Fried Gram Chutney Recipe

Most Americans do not know what fried gram is and will have difficulty finding exactly what they need in a regular store. That is why I always suggest going to ethnic markets. You can also buy online and get better deals and save some time. You can either buy roasted/fried gram/dal or make it yourself in a hot wok with no oil and do not make them brown or black. I have been looking for a vendor in USA for them online with zero luck, so if anyone has any info on that please email me.

In South India, finding roasted/fried gram/dal is very easy. This recipe is not a traditional one in my household and the reason I included it was because chutney’s are very important in India. We use them with many different fried foods and breads. My favorite dip to this chutney is bonda/mysore buji balls (please excuse my Hindi as I rarely use it as Telugu is the language more common to me in Hyder)

Fried Gram Chutney

1/2 of a coconut grated
curry leaves 5-8
fried gram- 50 g
5 Green chilies
1 tbsp mustard seeds
1 tbsp oil
salt to taste
10 g of tamarind

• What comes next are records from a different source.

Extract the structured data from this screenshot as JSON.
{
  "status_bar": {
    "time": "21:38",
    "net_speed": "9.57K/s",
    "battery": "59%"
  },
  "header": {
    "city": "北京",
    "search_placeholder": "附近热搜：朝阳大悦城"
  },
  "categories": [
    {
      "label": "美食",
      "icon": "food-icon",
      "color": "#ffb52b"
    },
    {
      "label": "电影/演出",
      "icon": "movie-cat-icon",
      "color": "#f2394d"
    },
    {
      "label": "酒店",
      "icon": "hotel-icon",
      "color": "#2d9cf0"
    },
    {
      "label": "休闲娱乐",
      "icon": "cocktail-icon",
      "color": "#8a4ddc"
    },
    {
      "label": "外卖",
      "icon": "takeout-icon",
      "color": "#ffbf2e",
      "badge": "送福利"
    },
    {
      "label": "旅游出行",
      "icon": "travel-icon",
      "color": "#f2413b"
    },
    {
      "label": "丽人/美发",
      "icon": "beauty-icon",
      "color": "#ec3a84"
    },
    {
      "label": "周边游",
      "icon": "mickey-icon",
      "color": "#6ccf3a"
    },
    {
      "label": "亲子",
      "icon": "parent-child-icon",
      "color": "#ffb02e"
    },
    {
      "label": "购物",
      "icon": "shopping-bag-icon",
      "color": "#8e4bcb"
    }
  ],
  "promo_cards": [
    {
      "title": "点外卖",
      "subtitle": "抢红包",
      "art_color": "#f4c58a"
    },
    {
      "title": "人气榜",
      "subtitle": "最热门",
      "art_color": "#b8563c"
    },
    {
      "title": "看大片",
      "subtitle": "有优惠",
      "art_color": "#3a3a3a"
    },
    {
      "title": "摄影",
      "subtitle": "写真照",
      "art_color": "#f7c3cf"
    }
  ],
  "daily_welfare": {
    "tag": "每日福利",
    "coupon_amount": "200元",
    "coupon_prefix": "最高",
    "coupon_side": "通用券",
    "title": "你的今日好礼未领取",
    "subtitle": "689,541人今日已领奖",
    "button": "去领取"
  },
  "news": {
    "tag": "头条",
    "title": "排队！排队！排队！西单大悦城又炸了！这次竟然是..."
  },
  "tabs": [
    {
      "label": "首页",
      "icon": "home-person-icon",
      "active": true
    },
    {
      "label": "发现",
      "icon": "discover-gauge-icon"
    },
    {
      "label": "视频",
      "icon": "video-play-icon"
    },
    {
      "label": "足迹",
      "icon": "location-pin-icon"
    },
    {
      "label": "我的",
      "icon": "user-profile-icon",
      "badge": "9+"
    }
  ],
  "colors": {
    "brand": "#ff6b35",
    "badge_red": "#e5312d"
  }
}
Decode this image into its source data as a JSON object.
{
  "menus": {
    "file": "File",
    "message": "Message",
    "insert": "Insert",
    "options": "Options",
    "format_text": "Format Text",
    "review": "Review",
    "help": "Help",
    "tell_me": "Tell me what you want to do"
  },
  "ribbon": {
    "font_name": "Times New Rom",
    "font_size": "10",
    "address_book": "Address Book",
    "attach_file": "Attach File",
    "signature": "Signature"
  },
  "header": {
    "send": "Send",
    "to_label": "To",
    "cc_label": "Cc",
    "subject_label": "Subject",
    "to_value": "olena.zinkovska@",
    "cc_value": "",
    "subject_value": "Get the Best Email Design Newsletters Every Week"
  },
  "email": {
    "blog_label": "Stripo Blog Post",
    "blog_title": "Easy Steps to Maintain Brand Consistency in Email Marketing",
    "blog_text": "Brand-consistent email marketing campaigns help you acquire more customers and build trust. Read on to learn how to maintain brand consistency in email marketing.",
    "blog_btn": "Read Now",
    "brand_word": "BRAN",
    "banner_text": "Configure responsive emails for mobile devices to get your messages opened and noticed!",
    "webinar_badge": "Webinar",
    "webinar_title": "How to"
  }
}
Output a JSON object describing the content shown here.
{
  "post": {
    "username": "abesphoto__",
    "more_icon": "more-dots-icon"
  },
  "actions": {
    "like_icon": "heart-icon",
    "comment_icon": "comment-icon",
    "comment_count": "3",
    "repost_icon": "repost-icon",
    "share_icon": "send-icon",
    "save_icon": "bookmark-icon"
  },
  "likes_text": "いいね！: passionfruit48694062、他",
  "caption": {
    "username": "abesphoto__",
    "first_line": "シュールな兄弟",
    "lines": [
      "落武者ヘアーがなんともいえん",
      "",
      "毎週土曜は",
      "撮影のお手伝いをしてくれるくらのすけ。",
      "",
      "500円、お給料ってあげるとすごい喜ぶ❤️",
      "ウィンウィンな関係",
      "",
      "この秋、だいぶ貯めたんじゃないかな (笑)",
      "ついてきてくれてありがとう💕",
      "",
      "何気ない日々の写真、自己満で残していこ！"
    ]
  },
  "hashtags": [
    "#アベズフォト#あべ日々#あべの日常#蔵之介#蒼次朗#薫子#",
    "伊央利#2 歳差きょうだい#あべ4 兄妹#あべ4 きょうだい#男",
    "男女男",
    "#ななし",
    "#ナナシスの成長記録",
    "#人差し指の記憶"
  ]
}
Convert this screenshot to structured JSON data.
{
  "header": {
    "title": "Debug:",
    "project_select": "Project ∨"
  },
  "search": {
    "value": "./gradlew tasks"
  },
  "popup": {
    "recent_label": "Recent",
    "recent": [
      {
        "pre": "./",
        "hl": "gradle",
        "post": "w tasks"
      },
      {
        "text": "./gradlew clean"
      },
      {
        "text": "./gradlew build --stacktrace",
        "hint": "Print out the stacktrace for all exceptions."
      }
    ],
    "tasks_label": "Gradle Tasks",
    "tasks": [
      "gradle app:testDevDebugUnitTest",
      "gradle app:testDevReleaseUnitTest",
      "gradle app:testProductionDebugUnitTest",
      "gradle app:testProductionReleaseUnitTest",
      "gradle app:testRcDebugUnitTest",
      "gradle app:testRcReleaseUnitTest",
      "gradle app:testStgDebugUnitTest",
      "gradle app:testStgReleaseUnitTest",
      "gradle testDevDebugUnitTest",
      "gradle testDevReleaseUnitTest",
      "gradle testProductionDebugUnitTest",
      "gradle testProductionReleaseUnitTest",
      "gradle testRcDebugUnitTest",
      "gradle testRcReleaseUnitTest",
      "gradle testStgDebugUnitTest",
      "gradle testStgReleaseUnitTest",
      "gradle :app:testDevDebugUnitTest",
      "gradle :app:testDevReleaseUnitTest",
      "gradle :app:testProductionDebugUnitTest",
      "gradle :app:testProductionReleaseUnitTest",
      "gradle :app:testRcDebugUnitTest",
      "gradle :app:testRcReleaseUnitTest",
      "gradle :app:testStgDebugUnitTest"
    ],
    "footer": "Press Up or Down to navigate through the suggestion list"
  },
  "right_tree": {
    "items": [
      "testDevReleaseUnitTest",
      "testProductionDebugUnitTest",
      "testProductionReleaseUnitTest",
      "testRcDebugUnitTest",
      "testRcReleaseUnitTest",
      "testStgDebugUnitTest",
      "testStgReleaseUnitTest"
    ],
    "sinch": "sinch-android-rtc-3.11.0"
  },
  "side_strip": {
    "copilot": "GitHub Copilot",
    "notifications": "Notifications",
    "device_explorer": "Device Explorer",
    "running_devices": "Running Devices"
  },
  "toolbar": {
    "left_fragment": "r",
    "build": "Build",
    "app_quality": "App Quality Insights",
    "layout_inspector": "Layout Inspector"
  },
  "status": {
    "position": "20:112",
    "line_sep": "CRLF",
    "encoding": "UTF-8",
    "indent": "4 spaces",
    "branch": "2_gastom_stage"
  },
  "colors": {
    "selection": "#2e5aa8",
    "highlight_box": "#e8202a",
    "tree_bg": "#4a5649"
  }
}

Grinding: together grated coconut,fried gram,green chillies,tamarind and salt into a fine paste.
Tempering: heat oil in a pan. add mustard seeds.when they splutter, add curry leaves.pour the chutney paste into it and stir well. remove from fire.
Serve with masala dosas,idlis or chapatis.